In all the colonies, the lands were granted to the colonial proprietors to hold in free and common socage; the services reserved consisting sometimes of a nominal rent, and sometimes there being merely the incident of fealty to mark the feudal relation.30 After the Revolution, the feudal position of paramount lord, previously occupied by the crown, presumably passed to the state with the other sovereign rights,31 since, as stated by a most competent authority, "it does not seem that so fundamental an alteration in the theory of property as the abolition of tenure would be worked by a change of political sovereignty. Tenure still obtains between a tenant for life or years and the reversion; and so, in like manner, it is conceived a tenant in fee simple holds of the chief lord,-that is, of the state."32 The same writer, however, enumerates a number of states in which, in view of the statutes or particular judicial decisions, tenure must be regarded as nonexistent.33 In this latter class of states, the statute of Quia Emptores is, of course, not in force, since, in the absence of tenure, the statute is meaningless. In the other states, however, where, as stated above, there seems good reason to assume the existence of tenure, this statute is probably in force, with the exception only of Pennsylvania and South Carolina, and consequently, except in those two states, all tenure, so far as existent, must be directly of the state.34

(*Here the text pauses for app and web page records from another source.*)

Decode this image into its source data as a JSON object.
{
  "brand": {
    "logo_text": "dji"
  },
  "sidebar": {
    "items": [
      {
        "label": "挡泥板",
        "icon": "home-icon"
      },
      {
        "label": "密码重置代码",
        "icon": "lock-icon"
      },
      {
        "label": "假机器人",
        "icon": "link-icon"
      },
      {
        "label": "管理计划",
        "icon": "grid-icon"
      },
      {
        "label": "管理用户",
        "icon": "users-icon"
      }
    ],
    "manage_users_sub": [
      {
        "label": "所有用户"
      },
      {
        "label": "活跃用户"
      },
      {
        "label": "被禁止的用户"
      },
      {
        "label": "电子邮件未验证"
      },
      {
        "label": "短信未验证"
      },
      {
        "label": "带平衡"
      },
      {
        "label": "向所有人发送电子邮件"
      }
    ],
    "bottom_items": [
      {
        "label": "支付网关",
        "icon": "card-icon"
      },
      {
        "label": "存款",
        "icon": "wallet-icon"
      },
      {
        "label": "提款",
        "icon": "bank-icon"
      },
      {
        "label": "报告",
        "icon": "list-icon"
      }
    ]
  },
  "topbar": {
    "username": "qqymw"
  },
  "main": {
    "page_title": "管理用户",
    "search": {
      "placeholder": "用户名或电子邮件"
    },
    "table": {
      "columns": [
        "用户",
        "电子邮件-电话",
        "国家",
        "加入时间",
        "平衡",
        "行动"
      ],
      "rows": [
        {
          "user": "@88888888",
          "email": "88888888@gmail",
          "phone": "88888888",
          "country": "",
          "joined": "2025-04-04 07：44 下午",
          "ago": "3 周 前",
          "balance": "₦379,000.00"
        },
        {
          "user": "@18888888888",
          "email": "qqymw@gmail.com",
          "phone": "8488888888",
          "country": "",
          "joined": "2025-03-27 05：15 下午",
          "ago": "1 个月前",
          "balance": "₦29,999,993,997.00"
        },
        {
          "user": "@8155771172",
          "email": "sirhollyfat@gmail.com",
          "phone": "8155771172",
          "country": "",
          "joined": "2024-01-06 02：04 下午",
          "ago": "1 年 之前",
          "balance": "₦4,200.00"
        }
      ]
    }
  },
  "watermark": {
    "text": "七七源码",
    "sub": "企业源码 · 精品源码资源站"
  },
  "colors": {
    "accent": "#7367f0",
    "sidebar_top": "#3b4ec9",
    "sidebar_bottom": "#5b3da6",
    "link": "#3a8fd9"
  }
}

26. Leake, Prop. in Land, 19, 317; Challis, Real Prop. 18, 20.

27. 2 Blackst. Comm. 92; Dig-by, Hist. Real Prop. 233; Williams, Real Prop. 119. Occasionally, manors have been created since that date by special license from the crown. Challis, Real Prop. 22.

28. 1 Pollock & Maitland, Hist. Eng. Law, 336.

29. Digby, Hist. Real Prop. c. 39, 2 Blackst. Comm. 76; Challis, Real Prop. 23.

30. 1 Story, Const. Law, Sec. 172.